Pastries are not my breakfast food of choice. I like donuts, of course, but they’re more of a dessert to me. Pancakes are my favorite food ever (seriously), and they can be on the sweeter side yes, though I’m more of a purist here with plain buttermilk being the end-all-be-all of food things. The reason I’m explaining this is it helps to know my proclivities for what I’m going to explain.
It’s not as dramatic as I’m making it out to be.

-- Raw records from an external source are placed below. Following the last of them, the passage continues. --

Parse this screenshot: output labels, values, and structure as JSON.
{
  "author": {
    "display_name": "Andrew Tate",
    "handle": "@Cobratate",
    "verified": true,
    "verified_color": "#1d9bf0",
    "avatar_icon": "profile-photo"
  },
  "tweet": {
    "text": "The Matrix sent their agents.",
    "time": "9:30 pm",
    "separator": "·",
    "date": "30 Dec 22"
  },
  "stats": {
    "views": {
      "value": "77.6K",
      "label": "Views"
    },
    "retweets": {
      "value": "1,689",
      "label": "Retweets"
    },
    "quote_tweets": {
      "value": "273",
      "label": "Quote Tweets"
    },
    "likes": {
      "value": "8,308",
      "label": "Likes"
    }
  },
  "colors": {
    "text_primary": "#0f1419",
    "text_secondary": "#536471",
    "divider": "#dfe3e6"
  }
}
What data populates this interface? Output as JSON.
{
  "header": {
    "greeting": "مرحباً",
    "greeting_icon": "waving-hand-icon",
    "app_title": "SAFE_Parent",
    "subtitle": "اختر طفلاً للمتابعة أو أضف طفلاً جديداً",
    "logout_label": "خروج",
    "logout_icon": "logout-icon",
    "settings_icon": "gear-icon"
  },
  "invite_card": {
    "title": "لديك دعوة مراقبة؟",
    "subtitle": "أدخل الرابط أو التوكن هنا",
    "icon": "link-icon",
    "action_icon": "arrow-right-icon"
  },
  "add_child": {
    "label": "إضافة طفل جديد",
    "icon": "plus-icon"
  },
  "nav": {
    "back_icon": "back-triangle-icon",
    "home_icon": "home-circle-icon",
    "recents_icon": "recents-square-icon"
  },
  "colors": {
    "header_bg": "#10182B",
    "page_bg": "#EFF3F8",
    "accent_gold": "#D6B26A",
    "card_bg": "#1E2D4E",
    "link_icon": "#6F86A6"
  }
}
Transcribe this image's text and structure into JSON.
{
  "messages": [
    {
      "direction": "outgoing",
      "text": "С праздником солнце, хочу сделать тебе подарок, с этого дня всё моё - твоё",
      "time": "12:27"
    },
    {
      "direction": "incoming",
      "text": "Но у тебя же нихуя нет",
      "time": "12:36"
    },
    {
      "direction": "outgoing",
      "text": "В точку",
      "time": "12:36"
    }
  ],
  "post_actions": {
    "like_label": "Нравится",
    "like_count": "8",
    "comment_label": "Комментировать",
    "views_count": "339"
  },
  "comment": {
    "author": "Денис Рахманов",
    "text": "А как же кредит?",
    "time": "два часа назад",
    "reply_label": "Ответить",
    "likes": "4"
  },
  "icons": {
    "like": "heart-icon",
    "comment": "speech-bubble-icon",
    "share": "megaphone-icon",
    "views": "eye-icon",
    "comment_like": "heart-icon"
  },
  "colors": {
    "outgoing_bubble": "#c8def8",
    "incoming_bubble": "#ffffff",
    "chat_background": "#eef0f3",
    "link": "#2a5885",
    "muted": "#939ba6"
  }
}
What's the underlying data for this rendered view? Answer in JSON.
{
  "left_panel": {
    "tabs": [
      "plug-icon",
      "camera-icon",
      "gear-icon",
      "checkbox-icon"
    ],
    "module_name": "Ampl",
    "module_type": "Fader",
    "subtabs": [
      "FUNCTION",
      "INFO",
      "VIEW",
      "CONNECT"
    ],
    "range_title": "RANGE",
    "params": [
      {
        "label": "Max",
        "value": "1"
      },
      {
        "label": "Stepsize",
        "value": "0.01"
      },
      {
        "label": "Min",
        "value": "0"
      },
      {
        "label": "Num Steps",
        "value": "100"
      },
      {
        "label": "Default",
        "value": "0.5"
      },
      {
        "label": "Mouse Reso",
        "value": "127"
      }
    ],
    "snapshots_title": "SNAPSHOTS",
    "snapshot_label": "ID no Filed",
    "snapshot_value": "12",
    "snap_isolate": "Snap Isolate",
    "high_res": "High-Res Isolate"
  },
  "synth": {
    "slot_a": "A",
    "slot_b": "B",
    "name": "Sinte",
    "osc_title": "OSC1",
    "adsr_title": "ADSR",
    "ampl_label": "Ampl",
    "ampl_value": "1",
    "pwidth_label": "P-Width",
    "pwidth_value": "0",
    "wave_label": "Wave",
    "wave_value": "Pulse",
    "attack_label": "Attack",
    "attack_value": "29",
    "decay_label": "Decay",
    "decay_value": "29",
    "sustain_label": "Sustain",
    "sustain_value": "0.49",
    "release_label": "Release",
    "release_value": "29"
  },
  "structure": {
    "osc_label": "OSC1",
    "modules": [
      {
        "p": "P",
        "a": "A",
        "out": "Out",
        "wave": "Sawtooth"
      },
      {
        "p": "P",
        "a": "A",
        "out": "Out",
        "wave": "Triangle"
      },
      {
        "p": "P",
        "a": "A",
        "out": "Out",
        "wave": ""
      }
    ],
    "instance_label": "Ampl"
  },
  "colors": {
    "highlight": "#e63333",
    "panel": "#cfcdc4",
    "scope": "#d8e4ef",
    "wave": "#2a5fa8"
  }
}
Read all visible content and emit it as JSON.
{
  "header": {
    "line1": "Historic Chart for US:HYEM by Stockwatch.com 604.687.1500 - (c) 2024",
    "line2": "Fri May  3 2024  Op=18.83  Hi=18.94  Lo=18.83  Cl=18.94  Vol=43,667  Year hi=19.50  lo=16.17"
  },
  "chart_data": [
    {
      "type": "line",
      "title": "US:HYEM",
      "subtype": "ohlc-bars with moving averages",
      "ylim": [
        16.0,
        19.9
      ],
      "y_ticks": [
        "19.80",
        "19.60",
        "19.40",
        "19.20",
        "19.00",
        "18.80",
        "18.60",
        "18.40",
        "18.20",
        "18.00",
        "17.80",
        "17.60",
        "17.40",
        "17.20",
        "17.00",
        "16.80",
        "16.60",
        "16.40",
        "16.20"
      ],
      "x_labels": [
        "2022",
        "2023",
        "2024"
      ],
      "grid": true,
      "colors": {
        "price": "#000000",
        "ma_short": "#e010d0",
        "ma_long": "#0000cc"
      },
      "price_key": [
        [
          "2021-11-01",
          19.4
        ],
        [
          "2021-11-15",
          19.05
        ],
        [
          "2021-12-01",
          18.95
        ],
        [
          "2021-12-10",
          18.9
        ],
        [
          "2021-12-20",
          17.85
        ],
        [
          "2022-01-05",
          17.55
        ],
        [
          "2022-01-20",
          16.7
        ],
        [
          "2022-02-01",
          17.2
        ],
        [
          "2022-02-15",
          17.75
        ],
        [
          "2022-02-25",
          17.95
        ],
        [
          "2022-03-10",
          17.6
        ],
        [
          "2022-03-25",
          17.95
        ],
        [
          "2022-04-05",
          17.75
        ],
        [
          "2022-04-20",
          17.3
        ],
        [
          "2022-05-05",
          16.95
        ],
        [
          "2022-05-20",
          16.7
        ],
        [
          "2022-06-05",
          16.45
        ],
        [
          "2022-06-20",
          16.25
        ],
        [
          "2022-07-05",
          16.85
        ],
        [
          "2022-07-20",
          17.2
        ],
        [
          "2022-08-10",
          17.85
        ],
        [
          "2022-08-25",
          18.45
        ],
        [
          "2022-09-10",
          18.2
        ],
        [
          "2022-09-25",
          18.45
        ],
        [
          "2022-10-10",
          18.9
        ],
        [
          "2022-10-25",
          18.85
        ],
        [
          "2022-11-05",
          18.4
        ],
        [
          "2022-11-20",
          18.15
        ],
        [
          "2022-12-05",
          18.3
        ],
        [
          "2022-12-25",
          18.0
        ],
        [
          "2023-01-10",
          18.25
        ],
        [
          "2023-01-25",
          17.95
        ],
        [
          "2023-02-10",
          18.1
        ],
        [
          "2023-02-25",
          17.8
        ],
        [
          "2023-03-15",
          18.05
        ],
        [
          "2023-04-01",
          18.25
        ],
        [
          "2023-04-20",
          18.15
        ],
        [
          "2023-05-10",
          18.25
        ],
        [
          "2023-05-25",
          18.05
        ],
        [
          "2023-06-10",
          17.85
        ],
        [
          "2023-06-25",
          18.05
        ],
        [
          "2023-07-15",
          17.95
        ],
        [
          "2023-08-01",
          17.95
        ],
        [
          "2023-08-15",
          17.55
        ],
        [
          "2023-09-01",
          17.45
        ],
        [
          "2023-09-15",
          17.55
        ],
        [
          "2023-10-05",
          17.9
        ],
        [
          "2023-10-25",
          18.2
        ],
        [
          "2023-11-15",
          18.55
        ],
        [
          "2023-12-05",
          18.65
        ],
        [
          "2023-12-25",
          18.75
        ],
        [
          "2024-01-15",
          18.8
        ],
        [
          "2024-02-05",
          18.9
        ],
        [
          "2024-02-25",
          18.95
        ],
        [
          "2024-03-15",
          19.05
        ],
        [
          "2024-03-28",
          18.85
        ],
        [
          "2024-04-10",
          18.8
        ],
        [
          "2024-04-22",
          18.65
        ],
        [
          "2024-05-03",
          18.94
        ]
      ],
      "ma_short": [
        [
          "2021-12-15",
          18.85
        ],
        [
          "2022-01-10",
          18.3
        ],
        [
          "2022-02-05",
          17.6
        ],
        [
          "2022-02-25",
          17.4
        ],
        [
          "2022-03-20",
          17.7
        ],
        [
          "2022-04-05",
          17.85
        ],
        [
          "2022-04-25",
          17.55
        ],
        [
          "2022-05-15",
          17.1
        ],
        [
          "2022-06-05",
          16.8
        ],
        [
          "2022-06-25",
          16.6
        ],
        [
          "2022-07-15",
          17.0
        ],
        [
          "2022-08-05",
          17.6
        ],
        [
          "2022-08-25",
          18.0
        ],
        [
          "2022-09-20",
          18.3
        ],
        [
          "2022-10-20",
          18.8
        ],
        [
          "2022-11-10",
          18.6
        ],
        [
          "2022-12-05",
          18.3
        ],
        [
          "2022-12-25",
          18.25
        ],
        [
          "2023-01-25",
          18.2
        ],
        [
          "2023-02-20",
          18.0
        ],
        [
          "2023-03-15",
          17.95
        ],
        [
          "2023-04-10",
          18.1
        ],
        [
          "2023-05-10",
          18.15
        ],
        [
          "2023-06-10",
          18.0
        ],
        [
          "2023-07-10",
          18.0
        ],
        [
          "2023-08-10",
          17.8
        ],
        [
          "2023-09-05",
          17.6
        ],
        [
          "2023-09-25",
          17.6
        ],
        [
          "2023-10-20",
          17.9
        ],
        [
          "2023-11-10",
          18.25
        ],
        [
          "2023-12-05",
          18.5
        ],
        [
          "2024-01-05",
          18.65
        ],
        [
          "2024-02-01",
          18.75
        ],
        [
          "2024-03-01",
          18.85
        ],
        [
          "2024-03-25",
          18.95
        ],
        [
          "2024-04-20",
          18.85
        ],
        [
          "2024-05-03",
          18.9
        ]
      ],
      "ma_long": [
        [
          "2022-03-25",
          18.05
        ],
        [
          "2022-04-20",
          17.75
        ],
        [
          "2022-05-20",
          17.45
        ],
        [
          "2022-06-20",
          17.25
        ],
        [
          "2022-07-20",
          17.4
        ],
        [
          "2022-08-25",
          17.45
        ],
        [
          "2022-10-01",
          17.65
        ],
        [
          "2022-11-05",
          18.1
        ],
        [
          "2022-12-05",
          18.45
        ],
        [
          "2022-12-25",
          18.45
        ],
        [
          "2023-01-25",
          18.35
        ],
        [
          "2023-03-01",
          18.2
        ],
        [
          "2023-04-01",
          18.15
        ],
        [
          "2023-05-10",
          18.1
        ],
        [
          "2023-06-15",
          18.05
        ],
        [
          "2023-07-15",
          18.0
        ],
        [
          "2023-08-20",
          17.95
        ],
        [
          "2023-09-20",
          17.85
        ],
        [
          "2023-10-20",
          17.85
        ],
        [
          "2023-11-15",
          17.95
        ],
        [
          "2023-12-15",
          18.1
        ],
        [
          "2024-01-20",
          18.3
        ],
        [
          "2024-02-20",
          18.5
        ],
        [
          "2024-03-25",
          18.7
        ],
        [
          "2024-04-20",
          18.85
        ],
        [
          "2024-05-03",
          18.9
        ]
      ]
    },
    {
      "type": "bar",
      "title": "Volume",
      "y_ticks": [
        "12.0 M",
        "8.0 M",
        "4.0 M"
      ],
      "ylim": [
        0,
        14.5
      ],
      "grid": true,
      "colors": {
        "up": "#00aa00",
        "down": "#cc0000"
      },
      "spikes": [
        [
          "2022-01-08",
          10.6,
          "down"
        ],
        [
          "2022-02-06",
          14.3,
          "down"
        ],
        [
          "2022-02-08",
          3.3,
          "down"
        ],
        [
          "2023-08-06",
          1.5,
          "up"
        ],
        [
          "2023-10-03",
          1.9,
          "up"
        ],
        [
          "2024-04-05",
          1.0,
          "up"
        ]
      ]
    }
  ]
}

Maple Leaf Baking Inc. has these New York Style bagels (established in 1880, supposedly) of the Cinnamon variety which are, in short, incredible. I’m not sure what kids these days are saying, but if “the bomb” was anywhere in their vocabulary, it would be used here and liberally. I grabbed them on a whim. It could have been any other bag, any other brand. I pulled without discrimination. They sat on my own shelf until morning where I pulled one out and placed it in another bag for the drive to work, not realizing how special these circles were. I was coming down the off ramp – or is it the on ramp? I don’t know – merging first into the flow of traffic before removing the bagel. Taking a bite was a moment of clarity. I’ve heard it referred to as an “ah ha” moment, and maybe it was that too, though I would shift more toward an “oh my” or an “mmmmmm”. The bread was soft. Not chewy. Not tough. Near-enough melt against the top of your tongue the way chocolate might. Cinnamon swirls coated some of the bites, allowing for small changes to the palate. The raisins were, wonderfully, bright. Some bagel-raisins turn gritty over time, making me feel as though I’m eating through a fistful of sand. Not these. Just the right mix of sweet and savory.
Even if you don’t like bagels, you should eat one. If you can find them. It took some searching on the bag to discover the name – Maple Leaf Baking is only in the fine print – and even more to try and find an online stock image, with none of those producing the same picture as what sits now on the counter. Perhaps I have the only bag in existence, happening upon some Grimm-like tale which will end poorly once the bag has emptied. And, honestly, I’d be okay with that. The trade, whatever it is, may well be worth the price of the bagels.